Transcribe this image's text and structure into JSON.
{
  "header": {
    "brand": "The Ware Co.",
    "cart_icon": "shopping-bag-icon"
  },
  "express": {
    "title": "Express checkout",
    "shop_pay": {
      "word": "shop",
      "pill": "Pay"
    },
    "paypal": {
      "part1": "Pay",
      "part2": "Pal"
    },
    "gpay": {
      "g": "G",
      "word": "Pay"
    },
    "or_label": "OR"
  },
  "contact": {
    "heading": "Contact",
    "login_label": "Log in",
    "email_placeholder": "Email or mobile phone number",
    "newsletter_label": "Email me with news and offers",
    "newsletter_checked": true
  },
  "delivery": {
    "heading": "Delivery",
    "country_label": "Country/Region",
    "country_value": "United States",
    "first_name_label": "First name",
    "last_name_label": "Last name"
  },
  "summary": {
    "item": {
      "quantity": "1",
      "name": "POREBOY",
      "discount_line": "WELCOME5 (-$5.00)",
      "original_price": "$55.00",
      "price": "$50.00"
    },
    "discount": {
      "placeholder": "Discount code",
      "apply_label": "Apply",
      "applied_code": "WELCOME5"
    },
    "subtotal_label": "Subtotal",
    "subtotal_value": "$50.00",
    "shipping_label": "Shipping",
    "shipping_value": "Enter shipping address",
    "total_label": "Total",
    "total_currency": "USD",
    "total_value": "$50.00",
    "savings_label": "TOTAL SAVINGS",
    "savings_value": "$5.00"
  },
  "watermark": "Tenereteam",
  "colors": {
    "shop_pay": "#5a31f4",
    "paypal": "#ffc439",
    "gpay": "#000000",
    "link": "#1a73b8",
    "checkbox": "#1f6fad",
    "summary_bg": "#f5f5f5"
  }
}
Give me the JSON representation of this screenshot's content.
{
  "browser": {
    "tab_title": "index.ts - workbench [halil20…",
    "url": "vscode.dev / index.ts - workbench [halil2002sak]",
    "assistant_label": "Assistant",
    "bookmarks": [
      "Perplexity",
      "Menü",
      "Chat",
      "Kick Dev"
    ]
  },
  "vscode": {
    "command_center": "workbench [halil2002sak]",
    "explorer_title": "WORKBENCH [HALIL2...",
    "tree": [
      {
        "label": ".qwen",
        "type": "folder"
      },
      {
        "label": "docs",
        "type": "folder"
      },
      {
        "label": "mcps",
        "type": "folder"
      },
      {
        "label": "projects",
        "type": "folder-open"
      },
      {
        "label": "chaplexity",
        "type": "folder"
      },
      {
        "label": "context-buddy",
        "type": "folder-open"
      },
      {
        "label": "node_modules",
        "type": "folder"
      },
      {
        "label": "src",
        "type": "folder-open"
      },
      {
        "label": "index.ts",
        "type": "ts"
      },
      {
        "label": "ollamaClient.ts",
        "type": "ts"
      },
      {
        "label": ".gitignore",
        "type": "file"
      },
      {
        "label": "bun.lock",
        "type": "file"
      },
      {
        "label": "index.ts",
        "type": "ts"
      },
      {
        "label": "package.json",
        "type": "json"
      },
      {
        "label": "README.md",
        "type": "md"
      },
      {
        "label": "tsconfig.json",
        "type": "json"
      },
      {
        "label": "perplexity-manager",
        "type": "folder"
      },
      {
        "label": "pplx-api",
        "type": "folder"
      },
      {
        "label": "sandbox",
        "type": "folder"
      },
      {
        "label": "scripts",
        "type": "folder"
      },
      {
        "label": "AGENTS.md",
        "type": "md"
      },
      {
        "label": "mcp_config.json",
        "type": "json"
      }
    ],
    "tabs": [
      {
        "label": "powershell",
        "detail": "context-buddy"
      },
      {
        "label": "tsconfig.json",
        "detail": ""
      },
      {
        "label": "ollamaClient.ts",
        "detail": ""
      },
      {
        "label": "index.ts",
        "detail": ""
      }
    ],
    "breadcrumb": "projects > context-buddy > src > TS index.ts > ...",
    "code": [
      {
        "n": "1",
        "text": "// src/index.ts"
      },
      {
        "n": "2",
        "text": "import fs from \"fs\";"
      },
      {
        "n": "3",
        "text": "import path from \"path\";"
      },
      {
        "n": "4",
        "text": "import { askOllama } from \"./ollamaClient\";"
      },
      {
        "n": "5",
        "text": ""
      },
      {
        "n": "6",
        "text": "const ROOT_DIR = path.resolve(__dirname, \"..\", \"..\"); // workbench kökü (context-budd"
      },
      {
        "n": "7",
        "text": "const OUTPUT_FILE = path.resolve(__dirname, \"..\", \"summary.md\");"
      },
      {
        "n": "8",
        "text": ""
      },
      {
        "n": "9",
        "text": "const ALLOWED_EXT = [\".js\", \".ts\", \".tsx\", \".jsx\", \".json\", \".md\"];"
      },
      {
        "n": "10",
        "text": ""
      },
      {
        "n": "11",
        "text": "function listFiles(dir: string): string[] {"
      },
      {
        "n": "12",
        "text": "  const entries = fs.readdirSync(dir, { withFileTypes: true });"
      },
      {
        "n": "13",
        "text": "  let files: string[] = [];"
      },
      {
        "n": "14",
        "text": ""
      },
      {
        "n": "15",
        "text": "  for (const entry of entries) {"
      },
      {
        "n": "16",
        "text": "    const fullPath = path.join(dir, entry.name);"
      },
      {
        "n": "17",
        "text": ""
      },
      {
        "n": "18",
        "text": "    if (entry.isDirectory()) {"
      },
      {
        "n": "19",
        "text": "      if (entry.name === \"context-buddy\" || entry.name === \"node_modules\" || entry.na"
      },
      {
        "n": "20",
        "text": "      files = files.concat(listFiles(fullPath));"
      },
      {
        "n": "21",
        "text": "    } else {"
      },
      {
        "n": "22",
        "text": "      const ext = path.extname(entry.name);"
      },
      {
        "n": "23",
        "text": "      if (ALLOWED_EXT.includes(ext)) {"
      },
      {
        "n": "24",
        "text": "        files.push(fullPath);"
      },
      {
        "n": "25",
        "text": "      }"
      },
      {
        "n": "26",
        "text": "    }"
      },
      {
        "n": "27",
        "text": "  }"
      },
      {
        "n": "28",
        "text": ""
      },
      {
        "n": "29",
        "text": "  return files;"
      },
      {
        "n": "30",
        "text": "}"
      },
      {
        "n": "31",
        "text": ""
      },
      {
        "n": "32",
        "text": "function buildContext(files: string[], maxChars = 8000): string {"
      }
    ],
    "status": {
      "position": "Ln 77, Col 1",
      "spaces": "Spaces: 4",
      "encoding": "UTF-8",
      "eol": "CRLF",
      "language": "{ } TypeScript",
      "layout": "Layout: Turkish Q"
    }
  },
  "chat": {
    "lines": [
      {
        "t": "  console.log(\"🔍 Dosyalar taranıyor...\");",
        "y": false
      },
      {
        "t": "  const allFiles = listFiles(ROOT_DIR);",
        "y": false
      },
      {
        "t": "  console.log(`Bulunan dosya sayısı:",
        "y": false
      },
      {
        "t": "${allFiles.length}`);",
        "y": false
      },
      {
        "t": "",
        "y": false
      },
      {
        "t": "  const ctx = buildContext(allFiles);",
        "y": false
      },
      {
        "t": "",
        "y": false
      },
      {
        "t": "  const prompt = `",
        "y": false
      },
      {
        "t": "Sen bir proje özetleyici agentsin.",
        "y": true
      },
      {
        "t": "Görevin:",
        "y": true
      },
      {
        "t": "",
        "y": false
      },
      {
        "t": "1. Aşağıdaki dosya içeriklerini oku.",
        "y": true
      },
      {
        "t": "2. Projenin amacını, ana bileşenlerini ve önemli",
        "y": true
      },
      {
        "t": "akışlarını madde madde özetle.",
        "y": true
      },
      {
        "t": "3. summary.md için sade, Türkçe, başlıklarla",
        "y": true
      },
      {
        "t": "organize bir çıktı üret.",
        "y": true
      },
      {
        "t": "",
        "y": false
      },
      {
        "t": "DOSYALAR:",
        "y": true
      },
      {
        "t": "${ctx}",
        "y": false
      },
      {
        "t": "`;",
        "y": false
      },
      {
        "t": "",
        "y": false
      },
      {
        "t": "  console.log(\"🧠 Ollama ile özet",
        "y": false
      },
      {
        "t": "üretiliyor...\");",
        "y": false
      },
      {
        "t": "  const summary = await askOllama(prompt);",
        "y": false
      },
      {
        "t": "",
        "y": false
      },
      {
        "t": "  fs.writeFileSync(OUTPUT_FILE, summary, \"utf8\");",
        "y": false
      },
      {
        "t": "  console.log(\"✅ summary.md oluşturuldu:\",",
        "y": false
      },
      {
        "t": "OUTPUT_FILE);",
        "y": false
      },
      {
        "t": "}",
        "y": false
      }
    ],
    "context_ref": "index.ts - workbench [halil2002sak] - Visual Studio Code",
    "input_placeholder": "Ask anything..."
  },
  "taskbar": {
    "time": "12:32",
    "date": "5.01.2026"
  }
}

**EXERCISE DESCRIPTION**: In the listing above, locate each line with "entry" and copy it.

**ANSWER SECTION**:
        "text": "  for (const entry of entries) {"
        "text": "    const fullPath = path.join(dir, entry.name);"
        "text": "    if (entry.isDirectory()) {"
        "text": "      if (entry.name === \"context-buddy\" || entry.name === \"node_modules\" || entry.na"
        "text": "      const ext = path.extname(entry.name);"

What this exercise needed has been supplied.